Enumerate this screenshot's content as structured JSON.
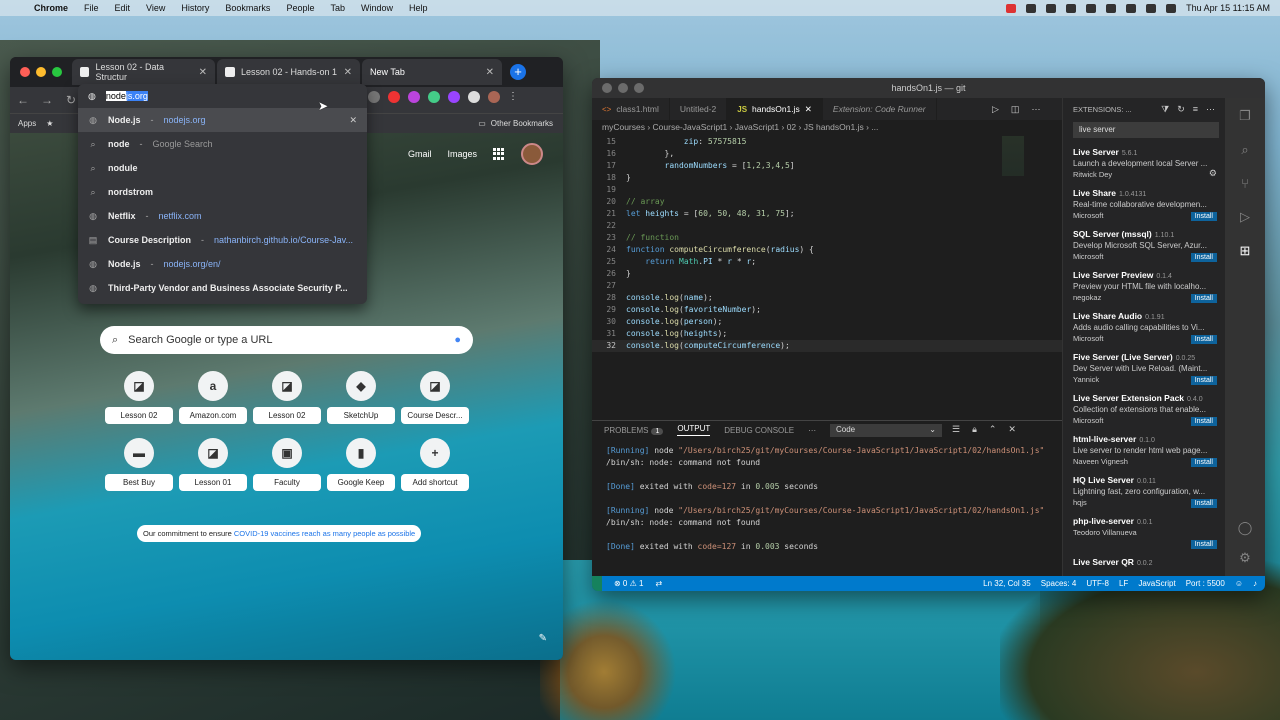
{
  "menubar": {
    "app": "Chrome",
    "items": [
      "File",
      "Edit",
      "View",
      "History",
      "Bookmarks",
      "People",
      "Tab",
      "Window",
      "Help"
    ],
    "clock": "Thu Apr 15  11:15 AM"
  },
  "chrome": {
    "tabs": [
      {
        "label": "Lesson 02 - Data Structur"
      },
      {
        "label": "Lesson 02 - Hands-on 1"
      },
      {
        "label": "New Tab"
      }
    ],
    "bookmarks": {
      "apps": "Apps",
      "other": "Other Bookmarks"
    },
    "omnibox": {
      "typed": "node",
      "autocomplete": "js.org",
      "suggestions": [
        {
          "main": "Node.js",
          "sep": " - ",
          "url": "nodejs.org",
          "icon": "globe-icon"
        },
        {
          "main": "node",
          "sep": " - ",
          "url": "Google Search",
          "icon": "search-icon",
          "gs": true
        },
        {
          "main": "nodule",
          "sep": "",
          "url": "",
          "icon": "search-icon"
        },
        {
          "main": "nordstrom",
          "sep": "",
          "url": "",
          "icon": "search-icon"
        },
        {
          "main": "Netflix",
          "sep": " - ",
          "url": "netflix.com",
          "icon": "globe-icon"
        },
        {
          "main": "Course Description",
          "sep": " - ",
          "url": "nathanbirch.github.io/Course-Jav...",
          "icon": "bookmark-icon"
        },
        {
          "main": "Node.js",
          "sep": " - ",
          "url": "nodejs.org/en/",
          "icon": "globe-icon"
        },
        {
          "main": "Third-Party Vendor and Business Associate Security P...",
          "sep": "",
          "url": "",
          "icon": "globe-icon"
        }
      ]
    },
    "newtab": {
      "gmail": "Gmail",
      "images": "Images",
      "search_placeholder": "Search Google or type a URL",
      "shortcuts": [
        {
          "label": "Lesson 02",
          "glyph": "◪"
        },
        {
          "label": "Amazon.com",
          "glyph": "a"
        },
        {
          "label": "Lesson 02",
          "glyph": "◪"
        },
        {
          "label": "SketchUp",
          "glyph": "◆"
        },
        {
          "label": "Course Descr...",
          "glyph": "◪"
        },
        {
          "label": "Best Buy",
          "glyph": "▬"
        },
        {
          "label": "Lesson 01",
          "glyph": "◪"
        },
        {
          "label": "Faculty",
          "glyph": "▣"
        },
        {
          "label": "Google Keep",
          "glyph": "▮"
        },
        {
          "label": "Add shortcut",
          "glyph": "+"
        }
      ],
      "covid_prefix": "Our commitment to ensure ",
      "covid_link": "COVID-19 vaccines reach as many people as possible"
    }
  },
  "vscode": {
    "title": "handsOn1.js — git",
    "tabs": [
      {
        "label": "class1.html",
        "icon": "<>"
      },
      {
        "label": "Untitled-2",
        "icon": ""
      },
      {
        "label": "handsOn1.js",
        "icon": "JS"
      },
      {
        "label": "Extension: Code Runner",
        "icon": ""
      }
    ],
    "breadcrumbs": "myCourses  ›  Course-JavaScript1  ›  JavaScript1  ›  02  ›  JS handsOn1.js  ›  ...",
    "code": [
      {
        "n": "15",
        "html": "            <span class='var'>zip</span><span class='pl'>: </span><span class='num'>57575815</span>"
      },
      {
        "n": "16",
        "html": "        <span class='pl'>},</span>"
      },
      {
        "n": "17",
        "html": "        <span class='var'>randomNumbers</span><span class='pl'> = [</span><span class='num'>1,2,3,4,5</span><span class='pl'>]</span>"
      },
      {
        "n": "18",
        "html": "<span class='pl'>}</span>"
      },
      {
        "n": "19",
        "html": ""
      },
      {
        "n": "20",
        "html": "<span class='cm'>// array</span>"
      },
      {
        "n": "21",
        "html": "<span class='kw'>let</span> <span class='var'>heights</span><span class='pl'> = [</span><span class='num'>60, 50, 48, 31, 75</span><span class='pl'>];</span>"
      },
      {
        "n": "22",
        "html": ""
      },
      {
        "n": "23",
        "html": "<span class='cm'>// function</span>"
      },
      {
        "n": "24",
        "html": "<span class='kw'>function</span> <span class='fn'>computeCircumference</span><span class='pl'>(</span><span class='var'>radius</span><span class='pl'>) {</span>"
      },
      {
        "n": "25",
        "html": "    <span class='kw'>return</span> <span class='cls'>Math</span><span class='pl'>.</span><span class='var'>PI</span><span class='pl'> * </span><span class='var'>r</span><span class='pl'> * </span><span class='var'>r</span><span class='pl'>;</span>"
      },
      {
        "n": "26",
        "html": "<span class='pl'>}</span>"
      },
      {
        "n": "27",
        "html": ""
      },
      {
        "n": "28",
        "html": "<span class='var'>console</span><span class='pl'>.</span><span class='fn'>log</span><span class='pl'>(</span><span class='var'>name</span><span class='pl'>);</span>"
      },
      {
        "n": "29",
        "html": "<span class='var'>console</span><span class='pl'>.</span><span class='fn'>log</span><span class='pl'>(</span><span class='var'>favoriteNumber</span><span class='pl'>);</span>"
      },
      {
        "n": "30",
        "html": "<span class='var'>console</span><span class='pl'>.</span><span class='fn'>log</span><span class='pl'>(</span><span class='var'>person</span><span class='pl'>);</span>"
      },
      {
        "n": "31",
        "html": "<span class='var'>console</span><span class='pl'>.</span><span class='fn'>log</span><span class='pl'>(</span><span class='var'>heights</span><span class='pl'>);</span>"
      },
      {
        "n": "32",
        "html": "<span class='var'>console</span><span class='pl'>.</span><span class='fn'>log</span><span class='pl'>(</span><span class='var'>computeCircumference</span><span class='pl'>);</span>"
      }
    ],
    "panel": {
      "tabs": [
        "PROBLEMS",
        "OUTPUT",
        "DEBUG CONSOLE"
      ],
      "problems_count": "1",
      "channel": "Code",
      "output": [
        {
          "html": "<span class='o-running'>[Running]</span> <span class='o-txt'>node</span> <span class='o-path'>\"/Users/birch25/git/myCourses/Course-JavaScript1/JavaScript1/02/handsOn1.js\"</span>"
        },
        {
          "html": "<span class='o-txt'>/bin/sh: node: command not found</span>"
        },
        {
          "html": ""
        },
        {
          "html": "<span class='o-done'>[Done]</span> <span class='o-txt'>exited with</span> <span class='o-path'>code=127</span> <span class='o-txt'>in</span> <span class='o-num'>0.005</span> <span class='o-txt'>seconds</span>"
        },
        {
          "html": ""
        },
        {
          "html": "<span class='o-running'>[Running]</span> <span class='o-txt'>node</span> <span class='o-path'>\"/Users/birch25/git/myCourses/Course-JavaScript1/JavaScript1/02/handsOn1.js\"</span>"
        },
        {
          "html": "<span class='o-txt'>/bin/sh: node: command not found</span>"
        },
        {
          "html": ""
        },
        {
          "html": "<span class='o-done'>[Done]</span> <span class='o-txt'>exited with</span> <span class='o-path'>code=127</span> <span class='o-txt'>in</span> <span class='o-num'>0.003</span> <span class='o-txt'>seconds</span>"
        }
      ]
    },
    "extensions": {
      "header": "EXTENSIONS: ...",
      "search": "live server",
      "items": [
        {
          "name": "Live Server",
          "ver": "5.6.1",
          "desc": "Launch a development local Server ...",
          "pub": "Ritwick Dey",
          "installed": true
        },
        {
          "name": "Live Share",
          "ver": "1.0.4131",
          "desc": "Real-time collaborative developmen...",
          "pub": "Microsoft",
          "installed": false
        },
        {
          "name": "SQL Server (mssql)",
          "ver": "1.10.1",
          "desc": "Develop Microsoft SQL Server, Azur...",
          "pub": "Microsoft",
          "installed": false
        },
        {
          "name": "Live Server Preview",
          "ver": "0.1.4",
          "desc": "Preview your HTML file with localho...",
          "pub": "negokaz",
          "installed": false
        },
        {
          "name": "Live Share Audio",
          "ver": "0.1.91",
          "desc": "Adds audio calling capabilities to Vi...",
          "pub": "Microsoft",
          "installed": false
        },
        {
          "name": "Five Server (Live Server)",
          "ver": "0.0.25",
          "desc": "Dev Server with Live Reload. (Maint...",
          "pub": "Yannick",
          "installed": false
        },
        {
          "name": "Live Server Extension Pack",
          "ver": "0.4.0",
          "desc": "Collection of extensions that enable...",
          "pub": "Microsoft",
          "installed": false
        },
        {
          "name": "html-live-server",
          "ver": "0.1.0",
          "desc": "Live server to render html web page...",
          "pub": "Naveen Vignesh",
          "installed": false
        },
        {
          "name": "HQ Live Server",
          "ver": "0.0.11",
          "desc": "Lightning fast, zero configuration, w...",
          "pub": "hqjs",
          "installed": false
        },
        {
          "name": "php-live-server",
          "ver": "0.0.1",
          "desc": "",
          "pub": "Teodoro Villanueva",
          "installed": false
        },
        {
          "name": "Live Server QR",
          "ver": "0.0.2",
          "desc": "",
          "pub": "",
          "installed": false
        }
      ],
      "install_label": "Install"
    },
    "status": {
      "errors": "⊗ 0 ⚠ 1",
      "position": "Ln 32, Col 35",
      "spaces": "Spaces: 4",
      "encoding": "UTF-8",
      "eol": "LF",
      "lang": "JavaScript",
      "port": "Port : 5500"
    }
  }
}
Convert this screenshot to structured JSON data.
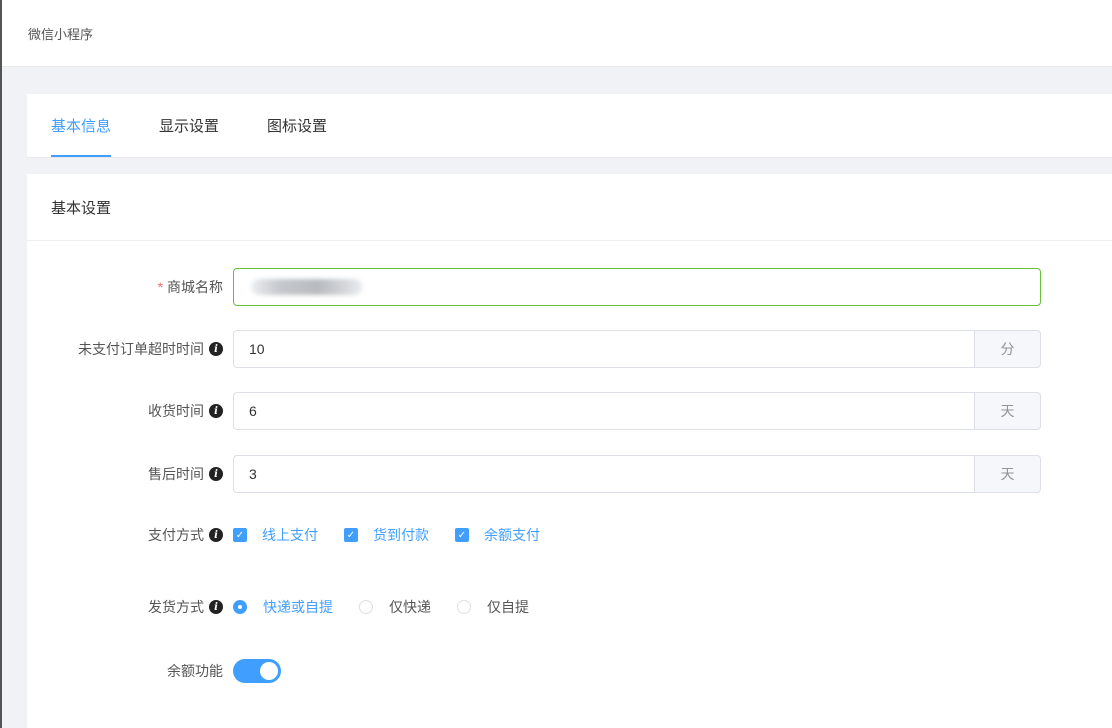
{
  "breadcrumb": {
    "title": "微信小程序"
  },
  "tabs": [
    {
      "label": "基本信息",
      "active": true
    },
    {
      "label": "显示设置",
      "active": false
    },
    {
      "label": "图标设置",
      "active": false
    }
  ],
  "section": {
    "title": "基本设置"
  },
  "form": {
    "store_name": {
      "label": "商城名称",
      "required_mark": "*",
      "value": ""
    },
    "unpaid_timeout": {
      "label": "未支付订单超时时间",
      "value": "10",
      "unit": "分"
    },
    "receive_time": {
      "label": "收货时间",
      "value": "6",
      "unit": "天"
    },
    "aftersale_time": {
      "label": "售后时间",
      "value": "3",
      "unit": "天"
    },
    "payment": {
      "label": "支付方式",
      "options": [
        {
          "label": "线上支付",
          "checked": true
        },
        {
          "label": "货到付款",
          "checked": true
        },
        {
          "label": "余额支付",
          "checked": true
        }
      ]
    },
    "delivery": {
      "label": "发货方式",
      "options": [
        {
          "label": "快递或自提",
          "checked": true
        },
        {
          "label": "仅快递",
          "checked": false
        },
        {
          "label": "仅自提",
          "checked": false
        }
      ]
    },
    "balance": {
      "label": "余额功能",
      "enabled": true
    }
  },
  "icons": {
    "info": "i",
    "check": "✓"
  },
  "colors": {
    "primary": "#409eff",
    "focus_border": "#67c23a",
    "required": "#f56c6c"
  }
}
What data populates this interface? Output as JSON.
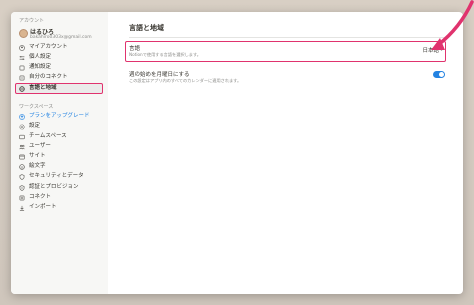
{
  "sidebar": {
    "account_section": "アカウント",
    "user": {
      "name": "はるひろ",
      "email": "bakahiro0303x@gmail.com"
    },
    "account_items": [
      {
        "label": "マイアカウント",
        "icon": "user-circle-icon"
      },
      {
        "label": "個人設定",
        "icon": "sliders-icon"
      },
      {
        "label": "通知設定",
        "icon": "bell-icon"
      },
      {
        "label": "自分のコネクト",
        "icon": "connections-icon"
      },
      {
        "label": "言語と地域",
        "icon": "globe-icon",
        "active": true
      }
    ],
    "workspace_section": "ワークスペース",
    "workspace_items": [
      {
        "label": "プランをアップグレード",
        "icon": "upgrade-icon",
        "accent": true
      },
      {
        "label": "設定",
        "icon": "gear-icon"
      },
      {
        "label": "チームスペース",
        "icon": "teamspace-icon"
      },
      {
        "label": "ユーザー",
        "icon": "users-icon"
      },
      {
        "label": "サイト",
        "icon": "site-icon"
      },
      {
        "label": "絵文字",
        "icon": "emoji-icon"
      },
      {
        "label": "セキュリティとデータ",
        "icon": "shield-icon"
      },
      {
        "label": "認証とプロビジョン",
        "icon": "key-icon"
      },
      {
        "label": "コネクト",
        "icon": "connect-icon"
      },
      {
        "label": "インポート",
        "icon": "import-icon"
      }
    ]
  },
  "main": {
    "title": "言語と地域",
    "language": {
      "title": "言語",
      "description": "Notionで使用する言語を選択します。",
      "value": "日本語"
    },
    "week_start": {
      "title": "週の始めを月曜日にする",
      "description": "この設定はアプリ内のすべてのカレンダーに適用されます。",
      "enabled": true
    }
  },
  "colors": {
    "highlight": "#e0336e",
    "accent": "#2383e2"
  }
}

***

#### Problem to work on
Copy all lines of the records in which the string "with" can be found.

#### Result
          "html": "<span class='o-done'>[Done]</span> <span class='o-txt'>exited with</span> <span class='o-path'>code=127</span> <span class='o-txt'>in</span> <span class='o-num'>0.005</span> <span class='o-txt'>seconds</span>"
          "html": "<span class='o-done'>[Done]</span> <span class='o-txt'>exited with</span> <span class='o-path'>code=127</span> <span class='o-txt'>in</span> <span class='o-num'>0.003</span> <span class='o-txt'>seconds</span>"
          "desc": "Preview your HTML file with localho...",
          "desc": "Dev Server with Live Reload. (Maint...",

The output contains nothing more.